Page and application data records
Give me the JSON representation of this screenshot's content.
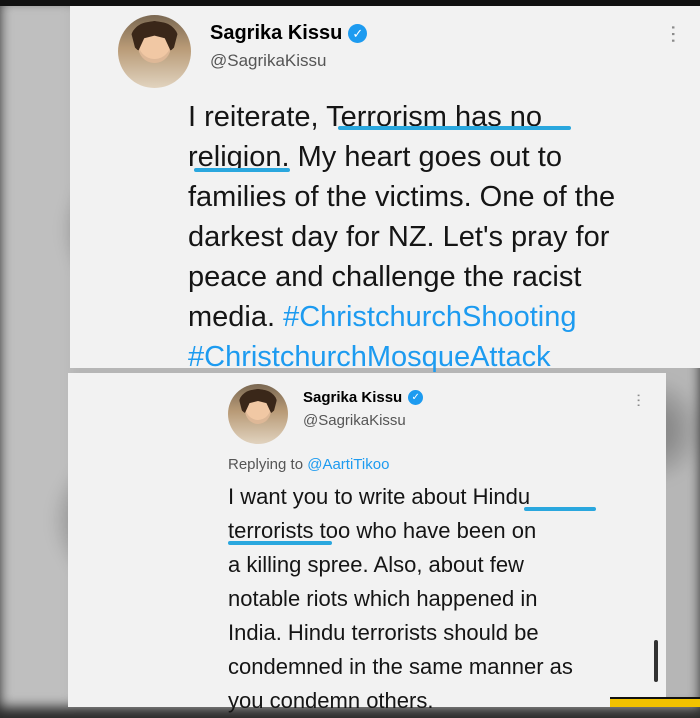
{
  "tweet_top": {
    "name": "Sagrika Kissu",
    "handle": "@SagrikaKissu",
    "text_lines": [
      "I reiterate, Terrorism has no",
      "religion. My heart goes out to",
      "families of the victims. One of the",
      "darkest day for NZ.  Let's pray for",
      "peace and challenge the racist",
      "media. #ChristchurchShooting",
      "#ChristchurchMosqueAttack"
    ],
    "icons": {
      "verified": "verified-badge-icon",
      "more": "more-options-icon"
    }
  },
  "tweet_bottom": {
    "name": "Sagrika Kissu",
    "handle": "@SagrikaKissu",
    "reply_prefix": "Replying to ",
    "reply_target": "@AartiTikoo",
    "text_lines": [
      "I want you to write about Hindu",
      "terrorists too who have been on",
      "a killing spree. Also, about few",
      "notable riots which happened in",
      "India. Hindu terrorists should be",
      "condemned in the same manner as",
      "you condemn others."
    ],
    "icons": {
      "verified": "verified-badge-icon",
      "more": "more-options-icon"
    }
  },
  "colors": {
    "accent": "#1d9bf0",
    "underline": "#2aa7de"
  }
}
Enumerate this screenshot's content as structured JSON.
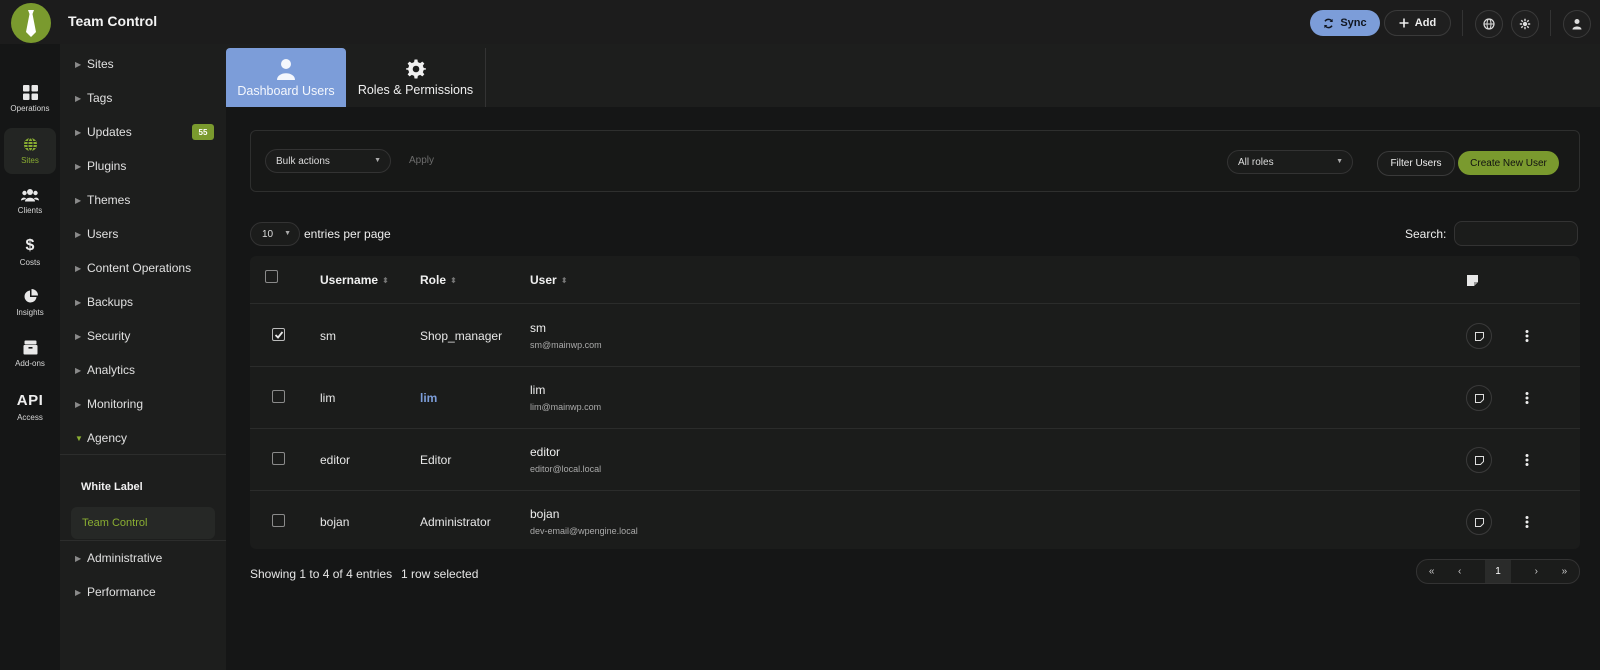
{
  "app": {
    "title": "Team Control"
  },
  "header": {
    "sync_label": "Sync",
    "add_label": "Add"
  },
  "rail": {
    "operations": "Operations",
    "sites": "Sites",
    "clients": "Clients",
    "costs": "Costs",
    "insights": "Insights",
    "addons": "Add-ons",
    "api_glyph": "API",
    "access": "Access"
  },
  "sidebar": {
    "sites": "Sites",
    "tags": "Tags",
    "updates": "Updates",
    "updates_badge": "55",
    "plugins": "Plugins",
    "themes": "Themes",
    "users": "Users",
    "content_operations": "Content Operations",
    "backups": "Backups",
    "security": "Security",
    "analytics": "Analytics",
    "monitoring": "Monitoring",
    "agency": "Agency",
    "white_label": "White Label",
    "team_control": "Team Control",
    "administrative": "Administrative",
    "performance": "Performance"
  },
  "tabs": {
    "dashboard_users": "Dashboard Users",
    "roles_permissions": "Roles & Permissions"
  },
  "actions": {
    "bulk_actions": "Bulk actions",
    "apply": "Apply",
    "all_roles": "All roles",
    "filter_users": "Filter Users",
    "create_new_user": "Create New User"
  },
  "table_controls": {
    "page_length": "10",
    "entries_label": "entries per page",
    "search_label": "Search:"
  },
  "table": {
    "headers": {
      "username": "Username",
      "role": "Role",
      "user": "User"
    },
    "rows": [
      {
        "username": "sm",
        "role": "Shop_manager",
        "name": "sm",
        "email": "sm@mainwp.com",
        "checked": true
      },
      {
        "username": "lim",
        "role": "lim",
        "name": "lim",
        "email": "lim@mainwp.com",
        "checked": false
      },
      {
        "username": "editor",
        "role": "Editor",
        "name": "editor",
        "email": "editor@local.local",
        "checked": false
      },
      {
        "username": "bojan",
        "role": "Administrator",
        "name": "bojan",
        "email": "dev-email@wpengine.local",
        "checked": false
      }
    ]
  },
  "footer": {
    "showing": "Showing 1 to 4 of 4 entries",
    "selected": "1 row selected",
    "pager": {
      "first": "«",
      "prev": "‹",
      "current": "1",
      "next": "›",
      "last": "»"
    }
  }
}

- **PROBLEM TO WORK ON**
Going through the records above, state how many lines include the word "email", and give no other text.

- **ANSWER AREA**
4